The jury selection process is an opportunity for prosecutors and defense attorneys alike to leverage their case before a trial begins. Through jury selection, attorneys can detect bias in potential jurors and attempt to obtain jurors who will be most favorable to their arguments. In a case study of a felony assault trial in Livingston County, Michigan, it will be demonstrated that a prosecution-friendly jury can be selected by preventing candidates from prior convictions from being selected and identifying jurors who will be sympathetic to the victims.
On October 2, 2013, the Livingston Daily reported on the upcoming trial of Douglas William McComb charged with felonious assault for pointing a weapon at his neighbor’s daughter and her two friends (Court Docket, 2013, para. 1). Though the specific court date is still being determined, prosecutors have charged the defendant with three counts of felonious assault for pointing a Marlin .30-30 rifle at the teenage victims (2013, para. 2). Further, it was determined that McComb was under the influence during the incident and that his blood-alcohol content was tested at 0.174 when he was contacted by police (2013, para. 4).

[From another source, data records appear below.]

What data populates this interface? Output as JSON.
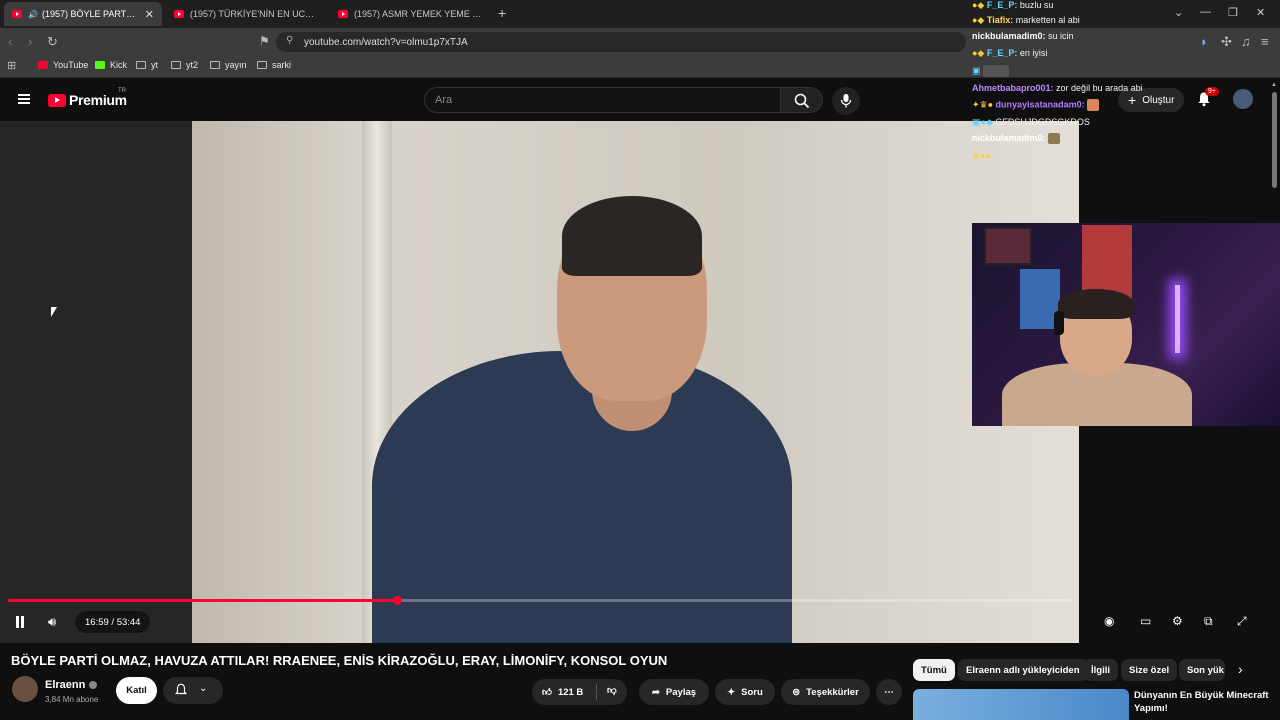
{
  "browser": {
    "tabs": [
      {
        "label": "(1957) BÖYLE PARTİ OLMAZ, "
      },
      {
        "label": "(1957) TÜRKİYE'NİN EN UCUZ TAVUK"
      },
      {
        "label": "(1957) ASMR YEMEK YEME MUKBAN"
      }
    ],
    "new_tab": "+",
    "url": "youtube.com/watch?v=olmu1p7xTJA",
    "bookmarks": [
      {
        "label": "YouTube",
        "icon": "youtube-icon"
      },
      {
        "label": "Kick",
        "icon": "kick-icon"
      },
      {
        "label": "yt",
        "icon": "folder-icon"
      },
      {
        "label": "yt2",
        "icon": "folder-icon"
      },
      {
        "label": "yayın",
        "icon": "folder-icon"
      },
      {
        "label": "sarki",
        "icon": "folder-icon"
      }
    ]
  },
  "youtube": {
    "logo_text": "Premium",
    "region": "TR",
    "search_placeholder": "Ara",
    "create_label": "Oluştur",
    "notif_badge": "9+"
  },
  "player": {
    "time": "16:59 / 53:44",
    "progress": 0.3655
  },
  "chat": [
    {
      "user": "F_E_P:",
      "msg": "buzlu su",
      "color": "#5fd6ff"
    },
    {
      "user": "Tiafix:",
      "msg": "marketten al abi",
      "color": "#ffd84a"
    },
    {
      "user": "nickbulamadim0:",
      "msg": "su icin",
      "color": "#ffffff"
    },
    {
      "user": "F_E_P:",
      "msg": "en iyisi",
      "color": "#5fd6ff"
    },
    {
      "user": "Ahmetbabapro001:",
      "msg": "zor değil bu arada abi",
      "color": "#c08aff"
    },
    {
      "user": "dunyayisatanadam0:",
      "msg": "",
      "color": "#b27cff"
    },
    {
      "user": "",
      "msg": "GFDSHJDGDSGKDOS",
      "color": "#ffffff"
    },
    {
      "user": "nickbulamadim0:",
      "msg": "",
      "color": "#ffffff"
    }
  ],
  "video": {
    "title": "BÖYLE PARTİ OLMAZ, HAVUZA ATTILAR! RRAENEE, ENİS KİRAZOĞLU, ERAY, LİMONİFY, KONSOL OYUN",
    "channel": "Elraenn",
    "subs": "3,84 Mn abone",
    "join": "Katıl",
    "likes": "121 B",
    "share": "Paylaş",
    "ask": "Soru",
    "thanks": "Teşekkürler"
  },
  "chips": [
    "Tümü",
    "Elraenn adlı yükleyiciden",
    "İlgili",
    "Size özel",
    "Son yük"
  ],
  "recommendation": {
    "title": "Dünyanın En Büyük Minecraft Yapımı!"
  },
  "colors": {
    "accent": "#ff0033",
    "bg": "#0f0f0f"
  }
}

The process of jury selection in Livingston County is typical of the process in other states. The jury selection process is outlined by Michigan law and requires that citizens be selected at random to serve on upcoming juries (Jury Service, para. 3). A computer program that located individuals through their driver’s license is used to generate a list of individuals who will be issued a summons to appear in court for voir dire (para. 3). During the jury selection process, jury candidates will be provided with a questionnaire that assesses their potential biases in the case. Questions attempt to determine whether the potential juror has a relationship with any of the parties in the case, whether they have pre-held opinions on the case, or whether they have deeply held attitudes that would bias their assessment of the facts of the case (Model Civil Jury Instructions, 2012, para. 2-3). During voir dire, potential jurors may be eliminated by the judge if he or she finds a candidate unacceptable for jury duty for a valid reason (2012, para. 5). Further, the prosecution and defense has a limited number of opportunities to excuse jurors for no given reason (2012, para. 5). For this reason, voir dire gives attorneys a valuable opportunity to eliminate unfavorable jurors and tilt the composition of the jury in their favor.
Taking the position of the prosecution, two recommendations will be made for the jury selection process. First, the prosecution should attempt to prevent candidates with prior assault convictions from being appointed to the jury. Because this case is based on witness testimony, jurors with previous experiences being prosecuted would be “nightmare” jurors for because they would be more critical towards the prosecution’s efforts to meet its burden of proof. Further, a juror who is typically skeptical in their reliance on witness testimony would be a “dream” juror for the defense because it enables the defense to place a sense of faulty recollection upon the prosecution’s account of events.
However, the prosecution can benefit by selecting jurors who will be sympathetic to the victims of this crime. A challenge that the prosecution faces is that there is little physical evidence that the victim actually brandished his own gun since police arrived on scene after the incident. Because the prosecution must rely on the testimony of the teenage girls key evidence that demonstrates the guilt of the client, members of the jury must be inclined to believe the victims in the case. Jurors who may be more inclined to believe the testimony of the victims include parents of teenage girls or young women who may be threatened by the defendant’s action. By selecting these ideal jurors and using voir dire to eliminate jurors who might entertain the defendant’s innocence, the prosecution can increase the changes of securing a conviction.
“Court docket: Man accused of pointing gun at trio heads to trial”. (2013, October 2). LivingstonDaily.com. Retrieved from http://www.livingstondaily.com
“Jury service”. (n.d.). Livingston County. Retrieved from http://www.livgov.com/courts/circuit/admin/Pages/Jury_Service.aspx
“Model civil jury instructions”. (2012). Michigan Courts. Retrieved from http://courts.mi.gov/Pages/default.aspx